In expert circles, the anti-crisis strategy has received mixed reviews. According to Serhiy Fursa of the Dragon Capital Investment Company, the Cabinet’s intention to protect domestic producers could yield the opposite effect. "Program messages about economic nationalism are rather dangerous for the Ukrainian economy and may be dangerous to the result. Instead of giving a boost to economic recovery, it will slow down growth. This is an attempt to roll back reform, first of all, Prozorro [e-procurement platform], and an attempt to play games of protectionism, which always affects the economy," Fursa told UNIAN.
According to Dmytro Horiunov, senior economist at the Center for Economic Strategy, the strategy for economic recovery has more harmful or simply meaningless initiatives than useful ones.
"There are frankly lobbying proposals in the field of industry, transport, and environment. There's nothing or almost nothing there about privatization, competition, and law enforcement. Industry blocs are not too interconnected. There are empty initiatives like 'creating such and such a regulator' or 'drafting such and such a law' without describing the essence of changes, or there are proposals to do certain things that should be done anyway," he told UNIAN.
The expert noted that medium-term measures of the program are also a matter of concern because, despite the presence of blocs on small businesses, innovation, and creative industries, they, in fact, offer preservation of the existing model of the economy with the dominance of big capital.
At the same time, Horiunov said the program also had positive initiatives related to business deregulation.
"For example, it's the abolition of excessive reporting, replacement of state control with voluntary liability insurance or prevention of blocking of operations at a multidisciplinary enterprise in case if violations are detected on one type of activity," he said.
Executive Director at the Blazer International Foundation, Oleh Ustenko, in turn, pointed out that the strategy's main objective is to restore the national economy in the post-quarantine period to help it revive.
"The government and developers set the main task to mitigate COVID-19's negative impact on the economy of Ukraine, rather than that of the global crisis that affects us. From this perspective, I believe that the program corresponds to the tasks set," the expert said.
Time to act
According to Dmytro Horiunov, if today the goal is to restore the economy from the negative impact of quarantine, it is more logical to stimulate growth from below, that is, directly through people affected by restrictions.
"This will restore demand and automatically stimulate supply.
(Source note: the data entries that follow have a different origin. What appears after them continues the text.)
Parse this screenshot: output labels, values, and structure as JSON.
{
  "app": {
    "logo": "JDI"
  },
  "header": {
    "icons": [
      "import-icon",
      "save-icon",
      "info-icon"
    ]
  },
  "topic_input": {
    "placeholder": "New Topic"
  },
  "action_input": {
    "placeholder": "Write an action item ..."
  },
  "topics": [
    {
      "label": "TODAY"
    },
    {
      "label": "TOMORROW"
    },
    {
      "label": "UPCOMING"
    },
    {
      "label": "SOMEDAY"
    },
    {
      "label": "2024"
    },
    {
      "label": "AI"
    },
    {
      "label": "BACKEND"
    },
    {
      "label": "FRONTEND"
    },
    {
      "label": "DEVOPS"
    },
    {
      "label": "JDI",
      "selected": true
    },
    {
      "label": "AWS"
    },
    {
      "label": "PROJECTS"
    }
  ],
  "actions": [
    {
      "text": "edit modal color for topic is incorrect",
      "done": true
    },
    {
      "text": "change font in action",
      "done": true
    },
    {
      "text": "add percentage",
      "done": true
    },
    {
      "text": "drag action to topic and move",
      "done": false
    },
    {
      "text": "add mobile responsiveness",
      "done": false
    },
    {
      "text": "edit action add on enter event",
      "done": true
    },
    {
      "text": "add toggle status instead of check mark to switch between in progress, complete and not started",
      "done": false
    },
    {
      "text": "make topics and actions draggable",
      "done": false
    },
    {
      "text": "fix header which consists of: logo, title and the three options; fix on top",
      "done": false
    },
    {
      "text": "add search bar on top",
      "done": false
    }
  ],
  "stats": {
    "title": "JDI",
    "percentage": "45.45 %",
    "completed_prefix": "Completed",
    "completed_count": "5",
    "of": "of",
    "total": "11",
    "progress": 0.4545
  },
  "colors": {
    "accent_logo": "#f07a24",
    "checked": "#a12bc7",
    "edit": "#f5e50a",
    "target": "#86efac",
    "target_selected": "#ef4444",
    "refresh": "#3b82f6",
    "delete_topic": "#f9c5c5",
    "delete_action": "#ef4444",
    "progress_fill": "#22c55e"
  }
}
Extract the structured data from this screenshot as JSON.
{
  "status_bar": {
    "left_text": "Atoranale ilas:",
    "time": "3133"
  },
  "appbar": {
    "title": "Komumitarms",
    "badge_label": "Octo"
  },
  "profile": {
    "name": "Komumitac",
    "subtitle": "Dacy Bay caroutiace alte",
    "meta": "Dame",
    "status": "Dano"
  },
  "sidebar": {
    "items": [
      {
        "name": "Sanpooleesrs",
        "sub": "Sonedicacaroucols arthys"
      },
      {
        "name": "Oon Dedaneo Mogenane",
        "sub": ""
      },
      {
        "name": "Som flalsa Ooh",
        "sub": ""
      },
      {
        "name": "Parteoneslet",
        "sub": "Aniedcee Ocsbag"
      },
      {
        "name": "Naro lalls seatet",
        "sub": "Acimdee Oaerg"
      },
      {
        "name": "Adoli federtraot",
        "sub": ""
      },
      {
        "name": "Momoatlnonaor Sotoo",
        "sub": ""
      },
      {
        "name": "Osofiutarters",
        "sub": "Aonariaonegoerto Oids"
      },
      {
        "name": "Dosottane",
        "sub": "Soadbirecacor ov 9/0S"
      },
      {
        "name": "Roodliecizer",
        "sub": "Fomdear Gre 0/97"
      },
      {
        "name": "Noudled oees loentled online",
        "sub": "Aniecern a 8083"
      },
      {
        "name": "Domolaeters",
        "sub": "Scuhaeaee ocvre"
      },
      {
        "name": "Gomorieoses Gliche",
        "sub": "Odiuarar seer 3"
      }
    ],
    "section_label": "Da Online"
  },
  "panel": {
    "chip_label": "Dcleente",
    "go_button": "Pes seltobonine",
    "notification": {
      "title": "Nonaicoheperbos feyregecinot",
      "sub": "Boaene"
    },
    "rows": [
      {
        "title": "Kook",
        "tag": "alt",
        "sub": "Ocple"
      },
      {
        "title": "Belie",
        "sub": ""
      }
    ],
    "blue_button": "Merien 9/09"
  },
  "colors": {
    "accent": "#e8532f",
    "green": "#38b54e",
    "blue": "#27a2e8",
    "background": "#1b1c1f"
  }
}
As for fiscal incentives, they should be limited to easing fixed taxes and fees," the expert said. Also, according to him, the government needs to add measures to strengthen the fight against corruption and enhance antitrust regulation, as well as continue large-scale privatization, which, among other things, should be aimed at reducing the state's participation in the banking system.
According to Oleh Ustenko, the program should include actions that could deliver a quick and positive effect. First of all, it's about measures to attract capital to the country and preserve the investments that are already here, in Ukraine.
"It is necessary to make an inventory of those large investment projects that are already working in the country. They need help so that they are not put on pause. If we don't help those who are already investing in the country, there's a risk that the projects will be put on hold and that we won't see additional jobs. In the long run, we will not receive taxes to the revenue side of the state budget," the expert explained.
He also drew attention to the fact that in conditions of limited financial resources, it is necessary for Ukraine to concentrate state support on sectors that could have a multiplier effect.
In the coming weeks, we will be able to see if the government heard deputies, business CEOs, and experts and if they will be able to create a working mechanism for effective support of the economy to ensure its recovery.
But the main thing is to make sure that they finally start taking real steps to improve the situation because, in a crisis period, any delay could be deadly.